I'm honored and delighted to report that at a ceremony at the Polish Consulate in New York last night I received the Knight's Cross of the Order of Merit -- one of Poland's highest honors awarded to foreigners. Poland's President Komorowski presented the awards -- alas, I was not able to be in New York, but my friend who stood in for me took a video of the moment when my name was read out:
Given my history with Poland, going back more than 30 years, it is quite an honor! As my old friend and colleague Doug Stanglin reported in USA Today, this award comes 28 years after Poland's the-Communist regime arrested me, threw me in jail, interrogated me and expelled me on trumpted up "espionage" charges.
|At Checkpoint Charlie in Berlin, 1983|
What a difference a few years and the fall of the Berlin Wall makes.
In 1983, at the height of martial law and the Solidarity worker's movement, Poland's communist-led government detained American reporter Ruth Ellen Gruber on suspicions of "crimes against the state."
The then-bureau chief for United Press International was hauled in for questioning by police, then expelled from the country.
Thursday, the Polish government was at it again, with a new proclamation aimed at Gruber.This time, it bestowed on her the Knight's Cross of the Order of Merit, one of the highest honors awarded to foreigners.
.Read full story HERE
Here's another story, by Polish Radio's English service:
Read full story HERE
Ruth Ellen Gruber, who remains an active commentator on Central European affairs, was awarded the Knight’s Cross of the Order of Merit by President Bronislaw Komorowski on Thursday at a ceremony at the Polish Consulate in New York.
Poland’s head of state is currently attending the UN General Assembly in New York, where he gave an address calling for solidarity among nations.
Gruber, who covered the Solidarity surge in Poland as a bureau-chief of United Press International, was deported from the country for “crimes against the state.”
As it was, Mr Komorowski was himself arrested by the Polish authorities during that period. As a Solidarity activist, he was interned after the declaration of Martial Law in December 1981.
Gruber was granted the award both for her coverage of the Polish bid for democracy, as well as her more recent work furthering Polish-Jewish understanding.
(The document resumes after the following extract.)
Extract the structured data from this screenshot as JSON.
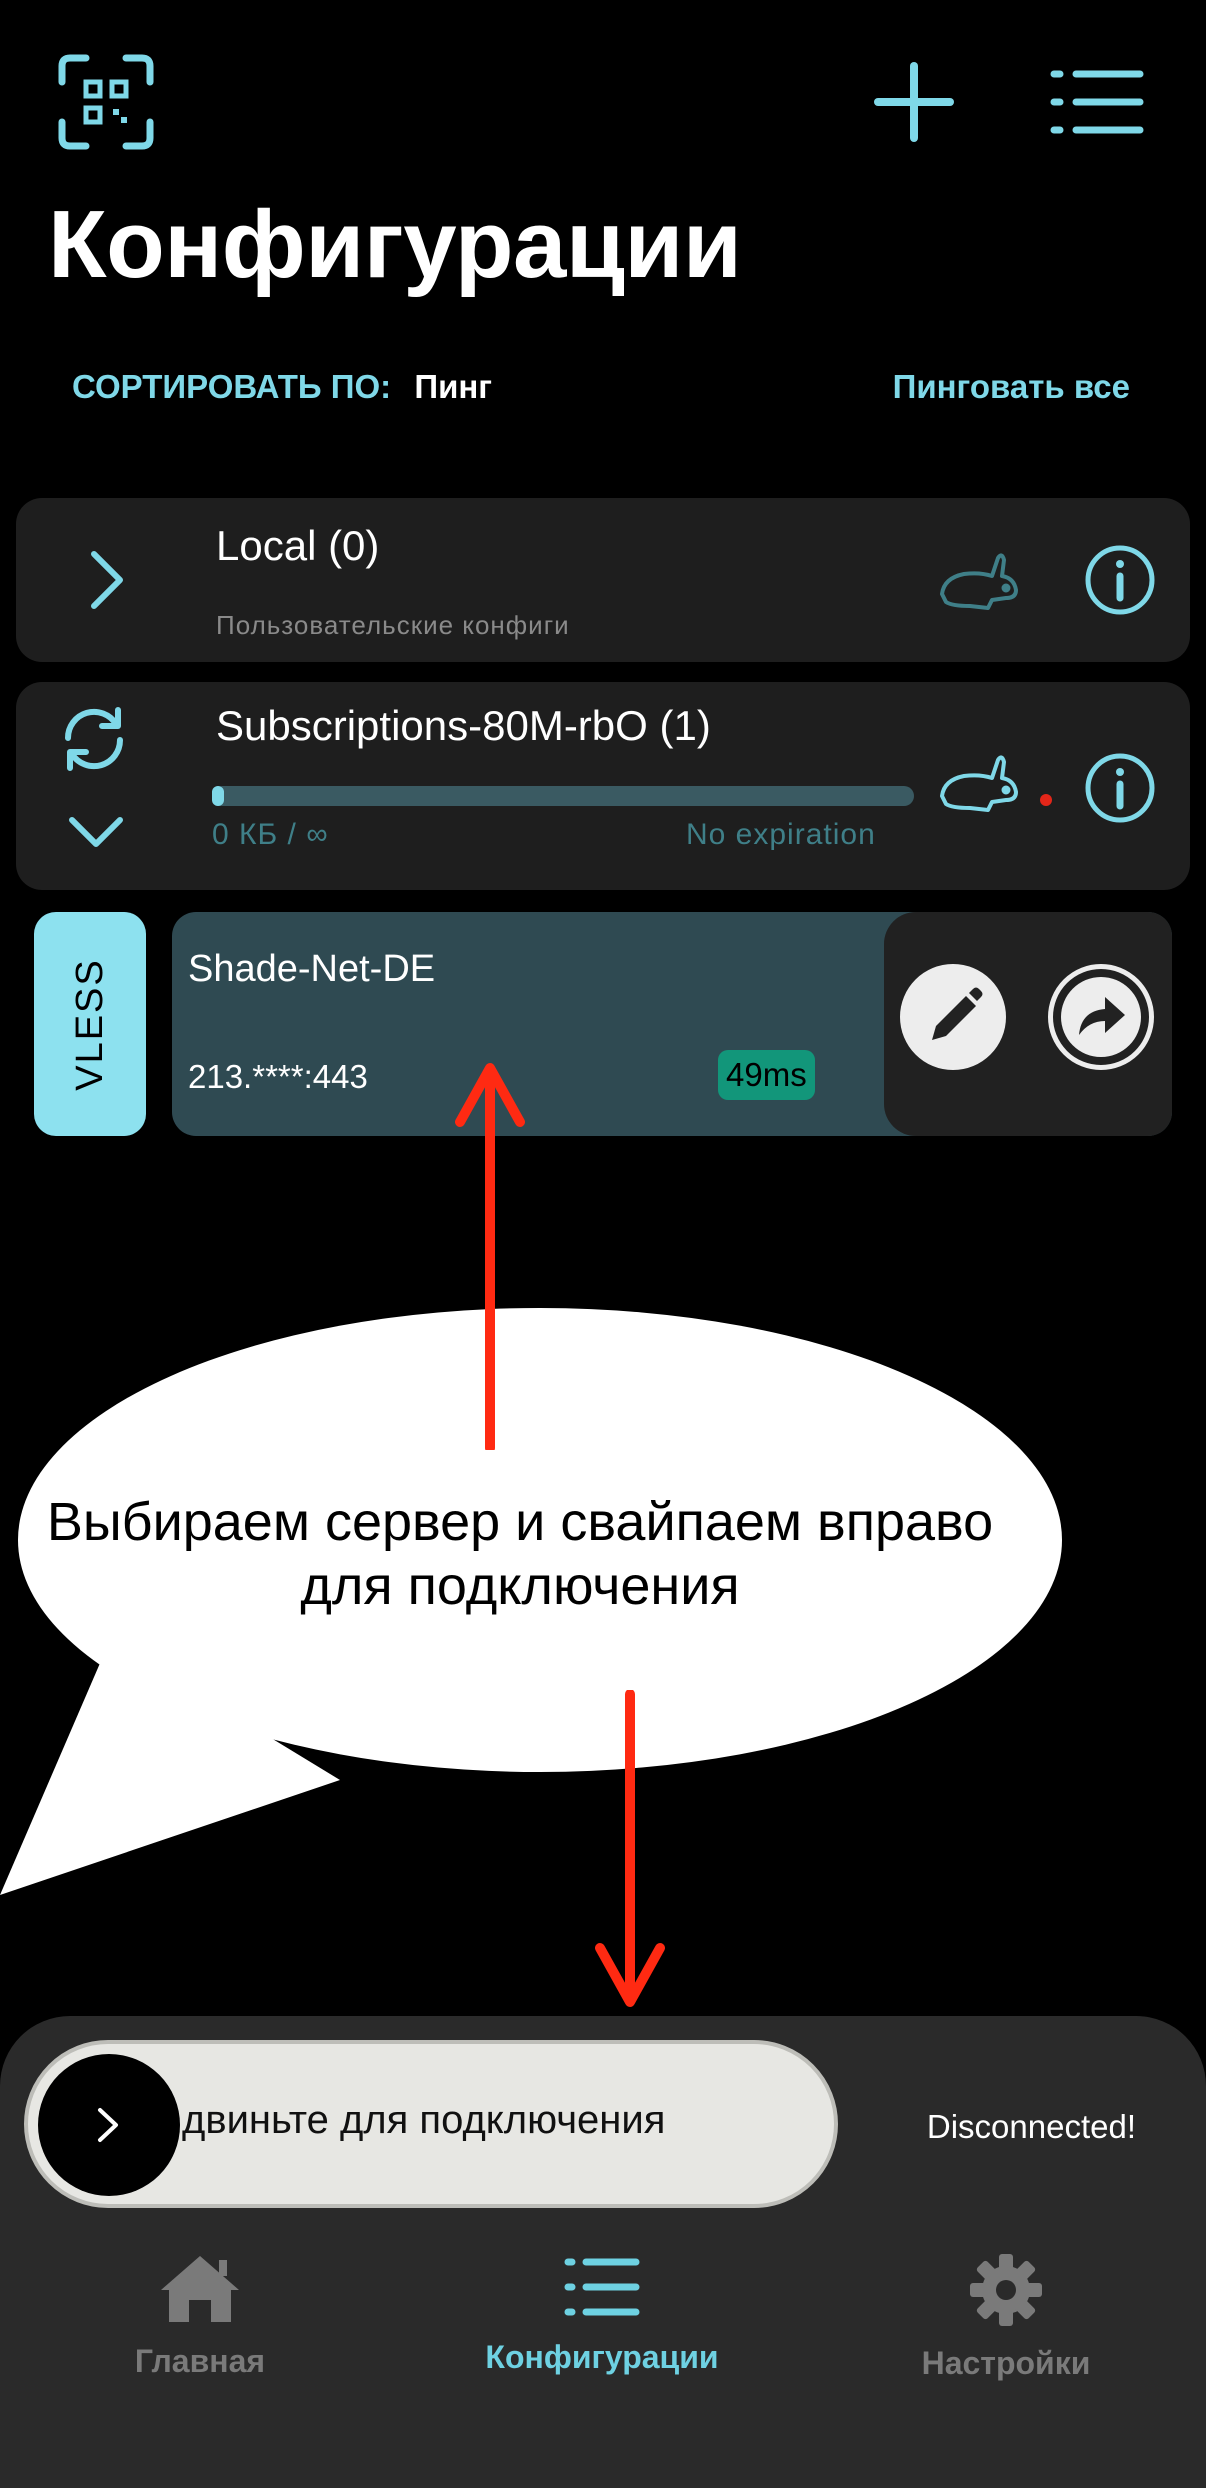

Letters from Europe (and Elsewhere), a collection of her articles, was recently published, as well as her work on the so-called Jewish revival in Poland – Virtually Jewish: Reinventing Jewish Culture in Central Europe. (nh/jb)